* [INSTRUCTIONS TO FOLLOW]: Among the entries below, find all lines that include "задачу" and copy them.

* [EXERCISE MATERIAL]:
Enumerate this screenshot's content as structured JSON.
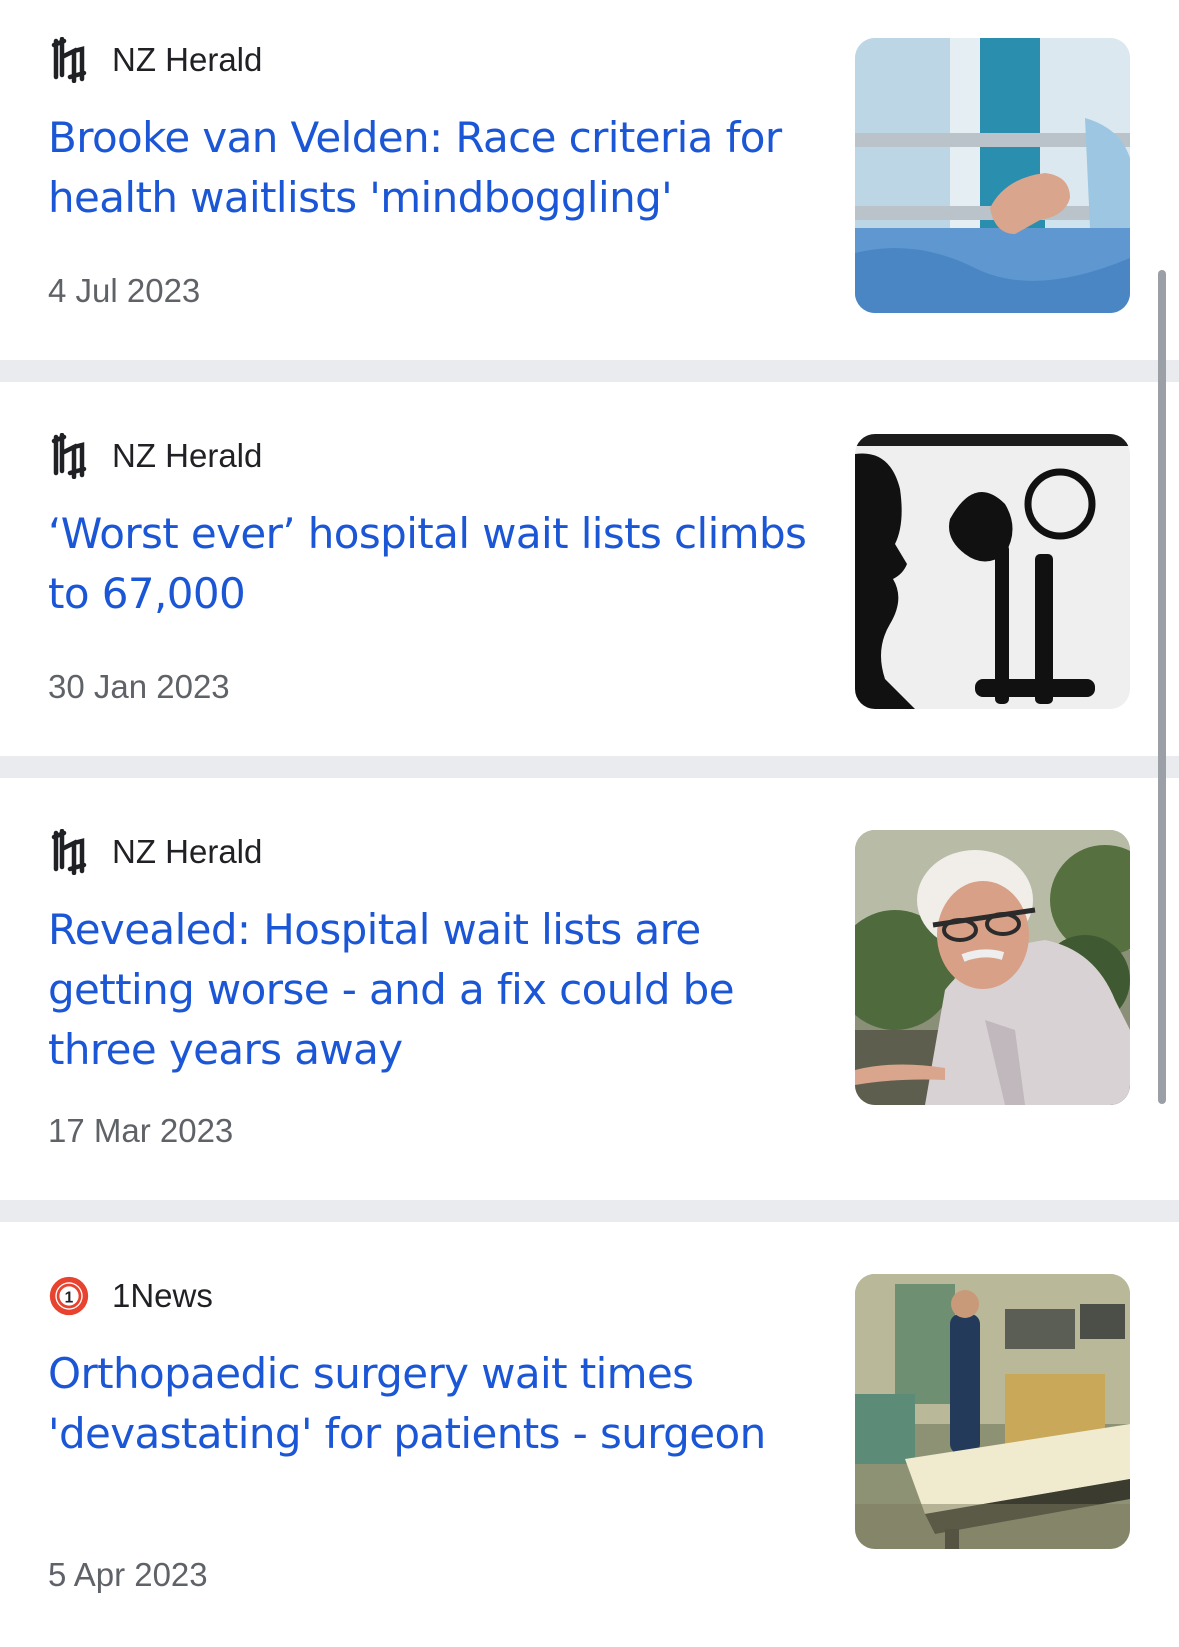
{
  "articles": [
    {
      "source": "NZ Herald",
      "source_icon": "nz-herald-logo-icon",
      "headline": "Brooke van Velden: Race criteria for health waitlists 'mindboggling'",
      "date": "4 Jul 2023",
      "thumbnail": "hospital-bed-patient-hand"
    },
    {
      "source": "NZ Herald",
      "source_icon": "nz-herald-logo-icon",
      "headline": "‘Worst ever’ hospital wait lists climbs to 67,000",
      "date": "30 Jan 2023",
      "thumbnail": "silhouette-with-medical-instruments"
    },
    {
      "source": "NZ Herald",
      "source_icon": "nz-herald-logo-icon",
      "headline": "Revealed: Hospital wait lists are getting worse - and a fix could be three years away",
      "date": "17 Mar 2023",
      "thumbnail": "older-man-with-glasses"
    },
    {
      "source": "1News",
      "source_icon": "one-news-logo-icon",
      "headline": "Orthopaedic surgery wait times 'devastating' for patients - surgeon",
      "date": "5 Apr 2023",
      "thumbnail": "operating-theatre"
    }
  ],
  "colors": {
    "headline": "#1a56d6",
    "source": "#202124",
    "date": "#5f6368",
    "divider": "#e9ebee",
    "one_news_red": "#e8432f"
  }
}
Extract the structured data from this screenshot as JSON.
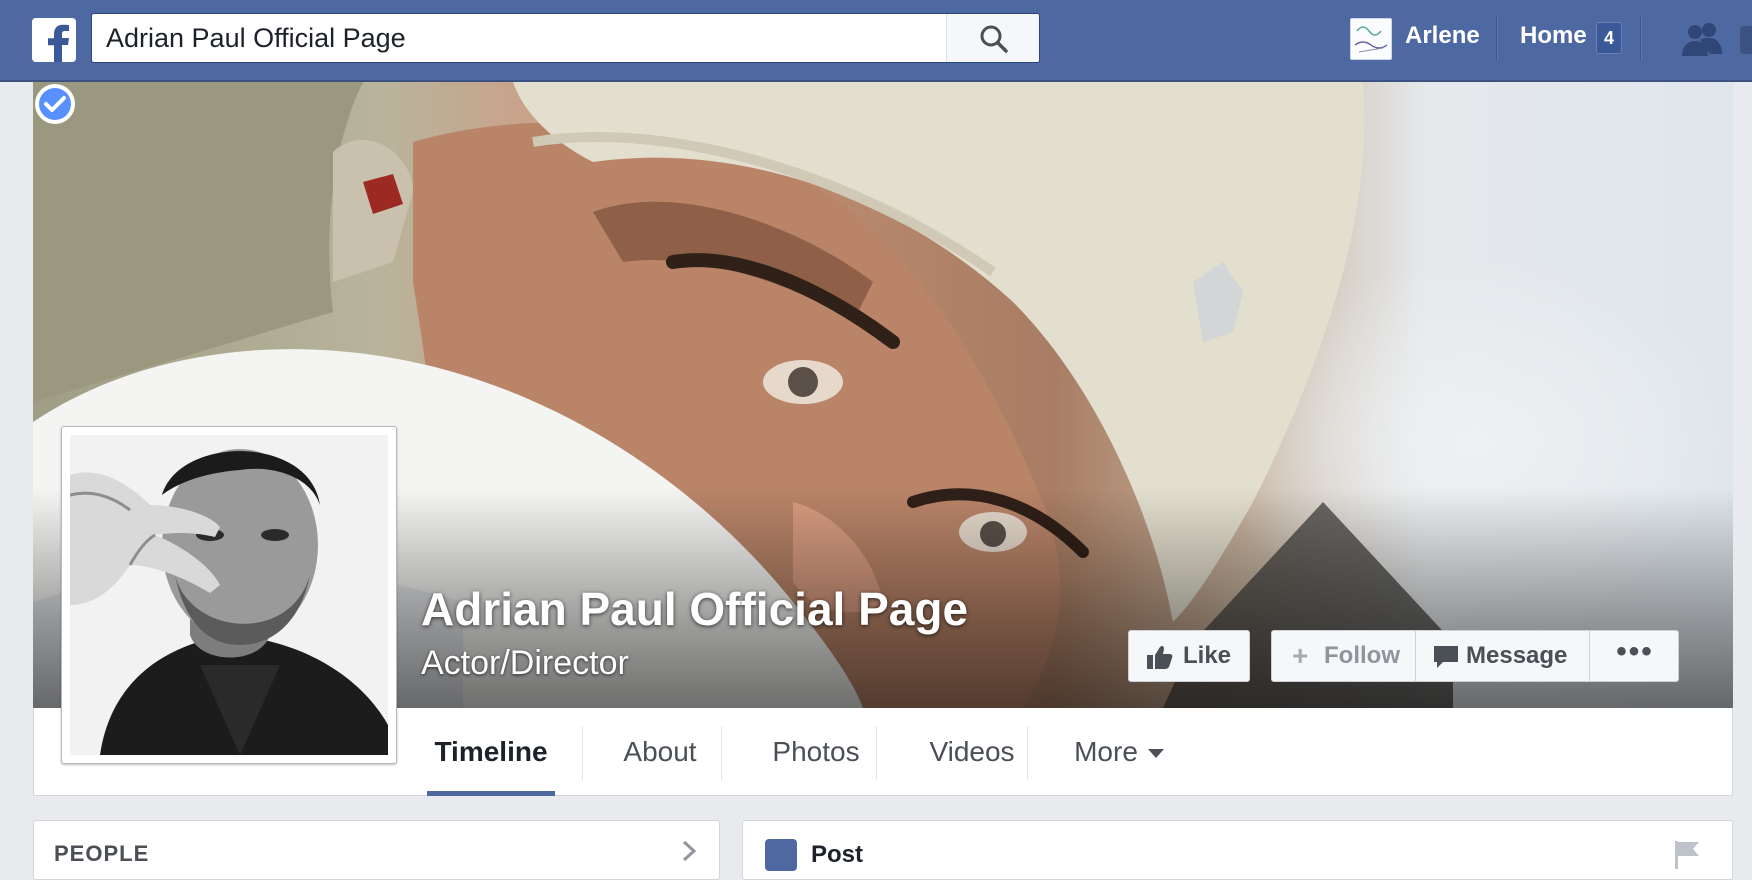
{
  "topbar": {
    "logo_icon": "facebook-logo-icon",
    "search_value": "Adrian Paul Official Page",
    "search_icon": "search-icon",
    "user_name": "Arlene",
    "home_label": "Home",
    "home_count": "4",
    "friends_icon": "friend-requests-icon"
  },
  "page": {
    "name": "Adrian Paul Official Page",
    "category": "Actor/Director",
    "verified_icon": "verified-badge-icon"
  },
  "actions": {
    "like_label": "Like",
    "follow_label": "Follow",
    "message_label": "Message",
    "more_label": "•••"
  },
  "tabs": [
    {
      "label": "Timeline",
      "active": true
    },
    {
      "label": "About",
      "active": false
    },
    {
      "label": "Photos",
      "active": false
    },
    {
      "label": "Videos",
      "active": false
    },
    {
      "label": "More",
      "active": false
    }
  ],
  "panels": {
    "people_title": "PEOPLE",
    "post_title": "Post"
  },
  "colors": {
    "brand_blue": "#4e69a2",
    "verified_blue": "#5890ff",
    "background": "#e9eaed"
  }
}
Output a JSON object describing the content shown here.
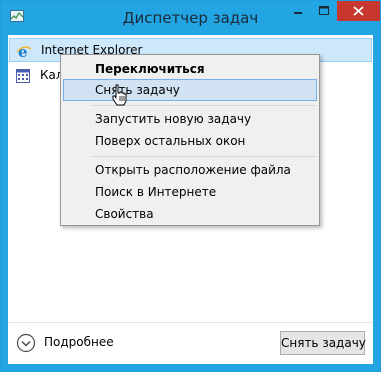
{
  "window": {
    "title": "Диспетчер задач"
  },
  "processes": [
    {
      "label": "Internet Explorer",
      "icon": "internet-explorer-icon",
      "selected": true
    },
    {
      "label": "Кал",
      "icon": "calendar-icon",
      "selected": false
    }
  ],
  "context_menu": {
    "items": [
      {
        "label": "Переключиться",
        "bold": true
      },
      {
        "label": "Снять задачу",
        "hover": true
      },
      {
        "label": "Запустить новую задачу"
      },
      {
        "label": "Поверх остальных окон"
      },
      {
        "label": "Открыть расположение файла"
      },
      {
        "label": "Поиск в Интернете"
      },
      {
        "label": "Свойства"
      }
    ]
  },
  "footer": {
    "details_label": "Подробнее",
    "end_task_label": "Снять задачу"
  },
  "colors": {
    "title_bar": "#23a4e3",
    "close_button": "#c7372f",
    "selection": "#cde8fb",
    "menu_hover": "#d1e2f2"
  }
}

* [EXERCISE RESULT]:
        "label": "Снять задачу",
        "label": "Запустить новую задачу"
    "end_task_label": "Снять задачу"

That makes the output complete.